Every line with "JSON" in it must be copied from the data.

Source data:
● ● ● ● ● ● ●
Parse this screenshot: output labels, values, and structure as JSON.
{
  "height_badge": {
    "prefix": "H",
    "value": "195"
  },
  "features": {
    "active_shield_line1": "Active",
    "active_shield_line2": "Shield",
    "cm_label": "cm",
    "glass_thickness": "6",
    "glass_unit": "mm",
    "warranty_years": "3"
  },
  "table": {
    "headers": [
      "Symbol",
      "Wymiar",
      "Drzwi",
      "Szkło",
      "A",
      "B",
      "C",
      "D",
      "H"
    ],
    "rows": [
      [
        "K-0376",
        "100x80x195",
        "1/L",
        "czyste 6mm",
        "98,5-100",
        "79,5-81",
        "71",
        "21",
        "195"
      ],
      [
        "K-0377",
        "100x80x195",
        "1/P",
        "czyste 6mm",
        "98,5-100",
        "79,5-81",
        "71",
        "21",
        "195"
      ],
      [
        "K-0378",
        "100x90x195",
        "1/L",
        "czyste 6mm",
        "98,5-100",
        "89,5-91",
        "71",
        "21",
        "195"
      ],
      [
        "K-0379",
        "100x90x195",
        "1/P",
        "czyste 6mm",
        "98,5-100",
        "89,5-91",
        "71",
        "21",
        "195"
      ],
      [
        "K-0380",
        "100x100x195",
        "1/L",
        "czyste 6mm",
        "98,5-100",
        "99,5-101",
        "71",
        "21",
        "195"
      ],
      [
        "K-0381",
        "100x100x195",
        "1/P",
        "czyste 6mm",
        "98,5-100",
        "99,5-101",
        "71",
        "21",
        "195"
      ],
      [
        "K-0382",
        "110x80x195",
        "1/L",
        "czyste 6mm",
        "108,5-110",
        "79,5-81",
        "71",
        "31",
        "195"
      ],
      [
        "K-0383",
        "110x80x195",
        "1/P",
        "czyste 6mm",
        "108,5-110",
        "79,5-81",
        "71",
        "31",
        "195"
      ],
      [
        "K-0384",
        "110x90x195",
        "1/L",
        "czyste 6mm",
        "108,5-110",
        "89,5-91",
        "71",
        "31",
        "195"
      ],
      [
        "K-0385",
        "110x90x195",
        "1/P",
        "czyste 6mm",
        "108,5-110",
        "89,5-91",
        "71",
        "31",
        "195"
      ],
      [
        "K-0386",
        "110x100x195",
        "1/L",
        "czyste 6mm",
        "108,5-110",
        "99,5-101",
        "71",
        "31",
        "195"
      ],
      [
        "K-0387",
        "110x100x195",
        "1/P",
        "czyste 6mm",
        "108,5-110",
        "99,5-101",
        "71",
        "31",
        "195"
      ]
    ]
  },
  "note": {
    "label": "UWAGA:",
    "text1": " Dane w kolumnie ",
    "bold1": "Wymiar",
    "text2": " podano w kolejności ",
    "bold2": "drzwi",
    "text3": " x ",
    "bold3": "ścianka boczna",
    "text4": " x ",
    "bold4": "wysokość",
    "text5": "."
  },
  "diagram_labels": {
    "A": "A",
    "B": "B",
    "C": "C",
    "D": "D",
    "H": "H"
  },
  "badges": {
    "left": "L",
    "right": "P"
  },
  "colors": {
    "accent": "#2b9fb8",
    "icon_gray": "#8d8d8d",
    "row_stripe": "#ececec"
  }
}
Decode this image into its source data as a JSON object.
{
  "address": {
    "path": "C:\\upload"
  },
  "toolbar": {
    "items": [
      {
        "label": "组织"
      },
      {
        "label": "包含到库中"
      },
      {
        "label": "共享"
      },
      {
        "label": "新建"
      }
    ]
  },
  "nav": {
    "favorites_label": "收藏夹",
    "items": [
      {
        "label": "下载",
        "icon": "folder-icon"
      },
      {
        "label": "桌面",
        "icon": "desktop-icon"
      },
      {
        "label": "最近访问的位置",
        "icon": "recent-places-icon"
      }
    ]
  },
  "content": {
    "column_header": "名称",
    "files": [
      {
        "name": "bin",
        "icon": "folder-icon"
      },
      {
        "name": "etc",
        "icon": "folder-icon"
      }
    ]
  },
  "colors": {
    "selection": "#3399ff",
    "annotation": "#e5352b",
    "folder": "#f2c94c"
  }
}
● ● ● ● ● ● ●
Solution to this task:
Parse this screenshot: output labels, values, and structure as JSON.
Decode this image into its source data as a JSON object.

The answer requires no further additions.